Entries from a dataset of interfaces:
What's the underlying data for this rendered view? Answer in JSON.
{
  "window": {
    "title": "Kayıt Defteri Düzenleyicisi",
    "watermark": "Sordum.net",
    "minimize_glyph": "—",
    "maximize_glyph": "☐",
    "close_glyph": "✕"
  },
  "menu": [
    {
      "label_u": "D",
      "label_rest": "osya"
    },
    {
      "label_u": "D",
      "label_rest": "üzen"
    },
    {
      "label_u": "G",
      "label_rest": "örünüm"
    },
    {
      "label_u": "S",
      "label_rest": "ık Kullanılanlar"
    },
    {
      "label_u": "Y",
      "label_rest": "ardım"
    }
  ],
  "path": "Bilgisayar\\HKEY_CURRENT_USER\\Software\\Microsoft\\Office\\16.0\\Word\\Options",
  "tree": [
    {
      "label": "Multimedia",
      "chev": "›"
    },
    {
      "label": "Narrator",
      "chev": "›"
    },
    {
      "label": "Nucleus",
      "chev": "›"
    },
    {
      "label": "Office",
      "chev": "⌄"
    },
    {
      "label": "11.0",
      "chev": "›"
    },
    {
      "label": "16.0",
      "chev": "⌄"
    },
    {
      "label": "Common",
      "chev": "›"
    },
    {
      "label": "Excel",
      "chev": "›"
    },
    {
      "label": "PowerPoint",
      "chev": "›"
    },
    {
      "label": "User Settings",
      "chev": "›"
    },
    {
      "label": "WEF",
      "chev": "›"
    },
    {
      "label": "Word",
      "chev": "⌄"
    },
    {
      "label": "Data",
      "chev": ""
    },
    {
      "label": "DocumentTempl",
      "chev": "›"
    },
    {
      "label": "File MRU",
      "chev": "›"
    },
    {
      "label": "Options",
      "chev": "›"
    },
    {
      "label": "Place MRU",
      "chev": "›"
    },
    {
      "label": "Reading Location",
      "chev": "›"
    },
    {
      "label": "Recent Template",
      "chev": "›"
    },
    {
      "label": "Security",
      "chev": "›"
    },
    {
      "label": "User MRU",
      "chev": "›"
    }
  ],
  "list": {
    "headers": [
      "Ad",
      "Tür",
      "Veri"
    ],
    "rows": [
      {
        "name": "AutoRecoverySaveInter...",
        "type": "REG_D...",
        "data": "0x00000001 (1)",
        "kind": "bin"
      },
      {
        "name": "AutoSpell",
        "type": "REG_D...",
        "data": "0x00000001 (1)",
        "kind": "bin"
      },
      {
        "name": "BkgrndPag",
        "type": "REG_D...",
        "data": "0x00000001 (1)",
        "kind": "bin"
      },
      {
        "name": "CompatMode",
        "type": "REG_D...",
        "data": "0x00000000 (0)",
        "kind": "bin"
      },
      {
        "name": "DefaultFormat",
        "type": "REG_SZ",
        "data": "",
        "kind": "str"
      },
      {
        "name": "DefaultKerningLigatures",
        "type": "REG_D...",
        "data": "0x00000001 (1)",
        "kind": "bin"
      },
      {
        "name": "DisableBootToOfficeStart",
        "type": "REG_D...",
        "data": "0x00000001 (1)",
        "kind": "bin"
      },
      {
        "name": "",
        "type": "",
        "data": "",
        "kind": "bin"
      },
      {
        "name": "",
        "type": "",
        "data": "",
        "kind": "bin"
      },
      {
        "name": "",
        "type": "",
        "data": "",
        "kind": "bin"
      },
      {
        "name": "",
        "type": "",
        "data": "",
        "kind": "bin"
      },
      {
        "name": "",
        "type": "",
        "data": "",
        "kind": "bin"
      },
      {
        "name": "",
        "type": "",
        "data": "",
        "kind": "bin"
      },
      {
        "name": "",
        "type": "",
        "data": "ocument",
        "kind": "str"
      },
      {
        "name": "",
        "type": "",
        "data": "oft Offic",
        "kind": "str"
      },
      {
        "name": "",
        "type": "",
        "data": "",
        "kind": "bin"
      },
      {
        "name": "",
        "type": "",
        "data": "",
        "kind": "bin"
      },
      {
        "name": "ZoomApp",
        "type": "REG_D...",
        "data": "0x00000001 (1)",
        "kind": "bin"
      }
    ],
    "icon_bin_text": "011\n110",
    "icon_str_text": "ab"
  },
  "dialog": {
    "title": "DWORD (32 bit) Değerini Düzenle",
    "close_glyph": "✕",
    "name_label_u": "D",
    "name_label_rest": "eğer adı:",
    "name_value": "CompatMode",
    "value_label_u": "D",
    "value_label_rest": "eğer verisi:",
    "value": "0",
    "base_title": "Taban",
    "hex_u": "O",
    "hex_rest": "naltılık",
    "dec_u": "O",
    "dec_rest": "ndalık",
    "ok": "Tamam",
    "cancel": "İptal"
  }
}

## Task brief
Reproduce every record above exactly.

## Solution for this task
What's the underlying data for this rendered view? Answer in JSON.
{
  "window": {
    "title": "Kayıt Defteri Düzenleyicisi",
    "watermark": "Sordum.net",
    "minimize_glyph": "—",
    "maximize_glyph": "☐",
    "close_glyph": "✕"
  },
  "menu": [
    {
      "label_u": "D",
      "label_rest": "osya"
    },
    {
      "label_u": "D",
      "label_rest": "üzen"
    },
    {
      "label_u": "G",
      "label_rest": "örünüm"
    },
    {
      "label_u": "S",
      "label_rest": "ık Kullanılanlar"
    },
    {
      "label_u": "Y",
      "label_rest": "ardım"
    }
  ],
  "path": "Bilgisayar\\HKEY_CURRENT_USER\\Software\\Microsoft\\Office\\16.0\\Word\\Options",
  "tree": [
    {
      "label": "Multimedia",
      "chev": "›"
    },
    {
      "label": "Narrator",
      "chev": "›"
    },
    {
      "label": "Nucleus",
      "chev": "›"
    },
    {
      "label": "Office",
      "chev": "⌄"
    },
    {
      "label": "11.0",
      "chev": "›"
    },
    {
      "label": "16.0",
      "chev": "⌄"
    },
    {
      "label": "Common",
      "chev": "›"
    },
    {
      "label": "Excel",
      "chev": "›"
    },
    {
      "label": "PowerPoint",
      "chev": "›"
    },
    {
      "label": "User Settings",
      "chev": "›"
    },
    {
      "label": "WEF",
      "chev": "›"
    },
    {
      "label": "Word",
      "chev": "⌄"
    },
    {
      "label": "Data",
      "chev": ""
    },
    {
      "label": "DocumentTempl",
      "chev": "›"
    },
    {
      "label": "File MRU",
      "chev": "›"
    },
    {
      "label": "Options",
      "chev": "›"
    },
    {
      "label": "Place MRU",
      "chev": "›"
    },
    {
      "label": "Reading Location",
      "chev": "›"
    },
    {
      "label": "Recent Template",
      "chev": "›"
    },
    {
      "label": "Security",
      "chev": "›"
    },
    {
      "label": "User MRU",
      "chev": "›"
    }
  ],
  "list": {
    "headers": [
      "Ad",
      "Tür",
      "Veri"
    ],
    "rows": [
      {
        "name": "AutoRecoverySaveInter...",
        "type": "REG_D...",
        "data": "0x00000001 (1)",
        "kind": "bin"
      },
      {
        "name": "AutoSpell",
        "type": "REG_D...",
        "data": "0x00000001 (1)",
        "kind": "bin"
      },
      {
        "name": "BkgrndPag",
        "type": "REG_D...",
        "data": "0x00000001 (1)",
        "kind": "bin"
      },
      {
        "name": "CompatMode",
        "type": "REG_D...",
        "data": "0x00000000 (0)",
        "kind": "bin"
      },
      {
        "name": "DefaultFormat",
        "type": "REG_SZ",
        "data": "",
        "kind": "str"
      },
      {
        "name": "DefaultKerningLigatures",
        "type": "REG_D...",
        "data": "0x00000001 (1)",
        "kind": "bin"
      },
      {
        "name": "DisableBootToOfficeStart",
        "type": "REG_D...",
        "data": "0x00000001 (1)",
        "kind": "bin"
      },
      {
        "name": "",
        "type": "",
        "data": "",
        "kind": "bin"
      },
      {
        "name": "",
        "type": "",
        "data": "",
        "kind": "bin"
      },
      {
        "name": "",
        "type": "",
        "data": "",
        "kind": "bin"
      },
      {
        "name": "",
        "type": "",
        "data": "",
        "kind": "bin"
      },
      {
        "name": "",
        "type": "",
        "data": "",
        "kind": "bin"
      },
      {
        "name": "",
        "type": "",
        "data": "",
        "kind": "bin"
      },
      {
        "name": "",
        "type": "",
        "data": "ocument",
        "kind": "str"
      },
      {
        "name": "",
        "type": "",
        "data": "oft Offic",
        "kind": "str"
      },
      {
        "name": "",
        "type": "",
        "data": "",
        "kind": "bin"
      },
      {
        "name": "",
        "type": "",
        "data": "",
        "kind": "bin"
      },
      {
        "name": "ZoomApp",
        "type": "REG_D...",
        "data": "0x00000001 (1)",
        "kind": "bin"
      }
    ],
    "icon_bin_text": "011\n110",
    "icon_str_text": "ab"
  },
  "dialog": {
    "title": "DWORD (32 bit) Değerini Düzenle",
    "close_glyph": "✕",
    "name_label_u": "D",
    "name_label_rest": "eğer adı:",
    "name_value": "CompatMode",
    "value_label_u": "D",
    "value_label_rest": "eğer verisi:",
    "value": "0",
    "base_title": "Taban",
    "hex_u": "O",
    "hex_rest": "naltılık",
    "dec_u": "O",
    "dec_rest": "ndalık",
    "ok": "Tamam",
    "cancel": "İptal"
  }
}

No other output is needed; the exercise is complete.